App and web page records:
◆ ◆ ◆ ◆
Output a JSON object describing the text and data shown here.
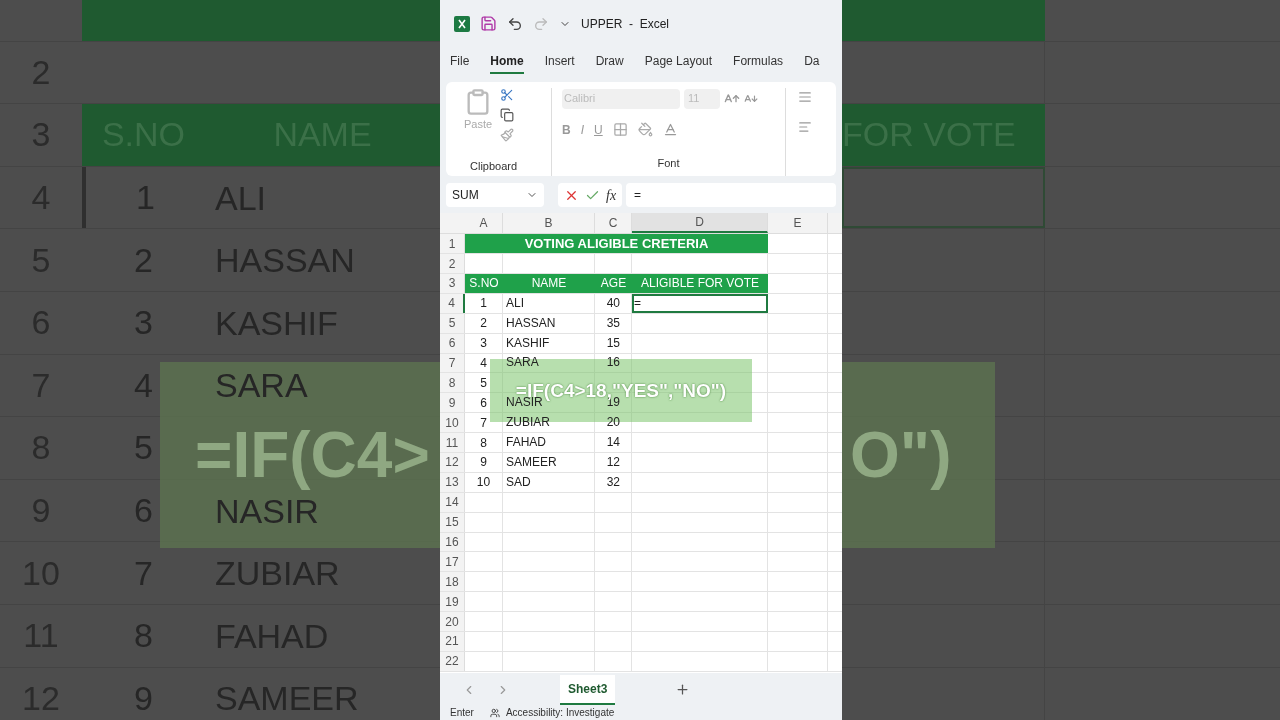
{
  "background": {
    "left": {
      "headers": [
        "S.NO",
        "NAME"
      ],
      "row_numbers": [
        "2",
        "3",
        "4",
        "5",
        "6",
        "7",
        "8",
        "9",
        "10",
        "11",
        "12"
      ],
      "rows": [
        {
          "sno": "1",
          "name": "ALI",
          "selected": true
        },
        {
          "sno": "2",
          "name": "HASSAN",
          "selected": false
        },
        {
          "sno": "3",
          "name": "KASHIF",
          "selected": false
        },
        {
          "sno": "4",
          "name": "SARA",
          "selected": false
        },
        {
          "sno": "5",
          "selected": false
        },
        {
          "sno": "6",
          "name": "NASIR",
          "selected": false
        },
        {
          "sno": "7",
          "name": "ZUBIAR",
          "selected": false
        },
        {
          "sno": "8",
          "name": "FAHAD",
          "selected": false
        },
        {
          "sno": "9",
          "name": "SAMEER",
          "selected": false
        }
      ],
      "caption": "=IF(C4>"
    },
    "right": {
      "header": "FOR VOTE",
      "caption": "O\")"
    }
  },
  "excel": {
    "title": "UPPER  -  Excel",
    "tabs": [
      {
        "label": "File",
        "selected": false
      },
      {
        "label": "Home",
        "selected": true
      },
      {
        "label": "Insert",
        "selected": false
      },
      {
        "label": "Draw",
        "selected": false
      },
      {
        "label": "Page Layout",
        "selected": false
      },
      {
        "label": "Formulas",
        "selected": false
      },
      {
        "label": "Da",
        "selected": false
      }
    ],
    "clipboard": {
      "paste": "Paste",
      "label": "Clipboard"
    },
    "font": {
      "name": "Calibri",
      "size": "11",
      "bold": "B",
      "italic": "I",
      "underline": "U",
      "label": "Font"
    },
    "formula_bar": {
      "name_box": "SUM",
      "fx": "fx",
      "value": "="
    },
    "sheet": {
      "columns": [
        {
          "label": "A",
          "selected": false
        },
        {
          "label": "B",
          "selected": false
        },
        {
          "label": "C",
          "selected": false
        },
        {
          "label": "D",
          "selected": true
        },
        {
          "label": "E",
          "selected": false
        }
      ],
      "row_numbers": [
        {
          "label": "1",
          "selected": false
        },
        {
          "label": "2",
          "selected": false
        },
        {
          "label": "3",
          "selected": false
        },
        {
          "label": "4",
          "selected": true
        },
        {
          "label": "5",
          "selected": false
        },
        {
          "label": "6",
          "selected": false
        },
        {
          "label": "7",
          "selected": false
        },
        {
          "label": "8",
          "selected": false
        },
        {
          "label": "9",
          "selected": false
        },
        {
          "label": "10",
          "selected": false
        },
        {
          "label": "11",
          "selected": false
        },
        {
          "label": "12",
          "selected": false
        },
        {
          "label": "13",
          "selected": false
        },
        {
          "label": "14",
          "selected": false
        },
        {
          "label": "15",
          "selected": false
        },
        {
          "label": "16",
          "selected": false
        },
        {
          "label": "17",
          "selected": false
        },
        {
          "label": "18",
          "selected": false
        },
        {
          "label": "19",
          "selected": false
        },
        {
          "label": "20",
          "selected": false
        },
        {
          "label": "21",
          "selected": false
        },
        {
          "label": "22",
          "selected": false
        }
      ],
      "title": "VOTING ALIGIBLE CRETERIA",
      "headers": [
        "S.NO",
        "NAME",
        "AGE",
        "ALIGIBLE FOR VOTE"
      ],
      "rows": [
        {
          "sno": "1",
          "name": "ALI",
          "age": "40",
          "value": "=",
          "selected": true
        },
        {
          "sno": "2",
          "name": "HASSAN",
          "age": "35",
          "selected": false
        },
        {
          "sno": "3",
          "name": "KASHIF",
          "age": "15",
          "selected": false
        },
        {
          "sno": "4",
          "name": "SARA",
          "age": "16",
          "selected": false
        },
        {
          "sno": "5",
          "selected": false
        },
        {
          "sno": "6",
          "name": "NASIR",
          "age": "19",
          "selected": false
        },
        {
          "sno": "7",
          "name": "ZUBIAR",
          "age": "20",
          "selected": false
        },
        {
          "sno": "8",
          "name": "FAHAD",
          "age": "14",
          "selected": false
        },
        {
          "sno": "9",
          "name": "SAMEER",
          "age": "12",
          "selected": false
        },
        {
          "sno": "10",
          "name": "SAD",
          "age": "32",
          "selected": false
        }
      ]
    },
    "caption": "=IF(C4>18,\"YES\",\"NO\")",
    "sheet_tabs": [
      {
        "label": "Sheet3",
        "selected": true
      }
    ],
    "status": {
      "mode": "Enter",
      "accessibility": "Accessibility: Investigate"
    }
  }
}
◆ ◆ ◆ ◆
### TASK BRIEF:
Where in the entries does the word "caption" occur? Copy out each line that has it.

### RESULT:
      "caption": "=IF(C4>"
      "caption": "O\")"
    "caption": "=IF(C4>18,\"YES\",\"NO\")",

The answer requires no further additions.